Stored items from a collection

......

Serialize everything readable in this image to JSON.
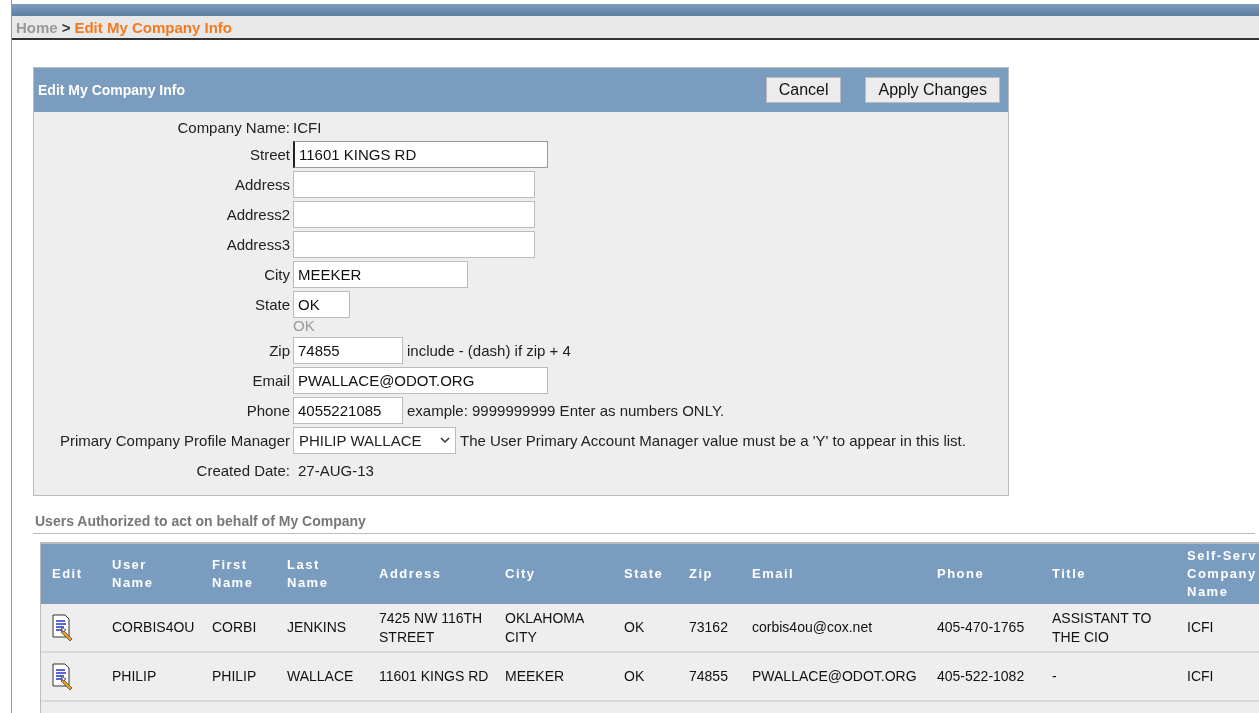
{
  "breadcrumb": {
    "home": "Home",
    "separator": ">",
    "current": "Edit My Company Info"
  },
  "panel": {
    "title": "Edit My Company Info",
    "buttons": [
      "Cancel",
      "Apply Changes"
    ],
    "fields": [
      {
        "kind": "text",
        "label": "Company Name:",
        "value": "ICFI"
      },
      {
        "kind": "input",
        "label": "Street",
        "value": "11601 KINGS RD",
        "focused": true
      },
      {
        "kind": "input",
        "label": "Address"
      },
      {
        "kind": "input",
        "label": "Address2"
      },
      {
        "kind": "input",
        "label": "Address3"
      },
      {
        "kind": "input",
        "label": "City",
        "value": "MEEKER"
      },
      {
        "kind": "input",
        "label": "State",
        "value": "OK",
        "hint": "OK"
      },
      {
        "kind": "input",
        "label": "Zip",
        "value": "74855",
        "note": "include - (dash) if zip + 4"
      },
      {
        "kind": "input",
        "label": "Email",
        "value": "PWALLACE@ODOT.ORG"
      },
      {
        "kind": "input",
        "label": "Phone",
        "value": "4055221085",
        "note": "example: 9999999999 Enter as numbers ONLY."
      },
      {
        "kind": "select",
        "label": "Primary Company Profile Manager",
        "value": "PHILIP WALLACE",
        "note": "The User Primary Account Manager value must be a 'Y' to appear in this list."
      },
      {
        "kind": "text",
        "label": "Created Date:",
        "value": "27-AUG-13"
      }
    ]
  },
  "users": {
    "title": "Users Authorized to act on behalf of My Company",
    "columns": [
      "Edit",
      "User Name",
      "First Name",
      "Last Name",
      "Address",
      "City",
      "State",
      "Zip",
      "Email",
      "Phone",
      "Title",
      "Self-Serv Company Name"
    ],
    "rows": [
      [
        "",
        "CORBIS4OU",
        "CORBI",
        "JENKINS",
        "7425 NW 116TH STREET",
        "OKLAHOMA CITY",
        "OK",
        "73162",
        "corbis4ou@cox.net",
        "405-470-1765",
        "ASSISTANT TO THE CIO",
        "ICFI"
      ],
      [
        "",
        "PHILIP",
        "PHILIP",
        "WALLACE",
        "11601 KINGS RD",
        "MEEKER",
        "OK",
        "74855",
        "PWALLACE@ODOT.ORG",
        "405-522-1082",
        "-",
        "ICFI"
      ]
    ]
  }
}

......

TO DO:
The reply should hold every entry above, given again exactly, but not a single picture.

FINAL ANSWER:
Serialize everything readable in this image to JSON.
{
  "breadcrumb": {
    "home": "Home",
    "separator": ">",
    "current": "Edit My Company Info"
  },
  "panel": {
    "title": "Edit My Company Info",
    "buttons": [
      "Cancel",
      "Apply Changes"
    ],
    "fields": [
      {
        "kind": "text",
        "label": "Company Name:",
        "value": "ICFI"
      },
      {
        "kind": "input",
        "label": "Street",
        "value": "11601 KINGS RD",
        "focused": true
      },
      {
        "kind": "input",
        "label": "Address"
      },
      {
        "kind": "input",
        "label": "Address2"
      },
      {
        "kind": "input",
        "label": "Address3"
      },
      {
        "kind": "input",
        "label": "City",
        "value": "MEEKER"
      },
      {
        "kind": "input",
        "label": "State",
        "value": "OK",
        "hint": "OK"
      },
      {
        "kind": "input",
        "label": "Zip",
        "value": "74855",
        "note": "include - (dash) if zip + 4"
      },
      {
        "kind": "input",
        "label": "Email",
        "value": "PWALLACE@ODOT.ORG"
      },
      {
        "kind": "input",
        "label": "Phone",
        "value": "4055221085",
        "note": "example: 9999999999 Enter as numbers ONLY."
      },
      {
        "kind": "select",
        "label": "Primary Company Profile Manager",
        "value": "PHILIP WALLACE",
        "note": "The User Primary Account Manager value must be a 'Y' to appear in this list."
      },
      {
        "kind": "text",
        "label": "Created Date:",
        "value": "27-AUG-13"
      }
    ]
  },
  "users": {
    "title": "Users Authorized to act on behalf of My Company",
    "columns": [
      "Edit",
      "User Name",
      "First Name",
      "Last Name",
      "Address",
      "City",
      "State",
      "Zip",
      "Email",
      "Phone",
      "Title",
      "Self-Serv Company Name"
    ],
    "rows": [
      [
        "",
        "CORBIS4OU",
        "CORBI",
        "JENKINS",
        "7425 NW 116TH STREET",
        "OKLAHOMA CITY",
        "OK",
        "73162",
        "corbis4ou@cox.net",
        "405-470-1765",
        "ASSISTANT TO THE CIO",
        "ICFI"
      ],
      [
        "",
        "PHILIP",
        "PHILIP",
        "WALLACE",
        "11601 KINGS RD",
        "MEEKER",
        "OK",
        "74855",
        "PWALLACE@ODOT.ORG",
        "405-522-1082",
        "-",
        "ICFI"
      ]
    ]
  }
}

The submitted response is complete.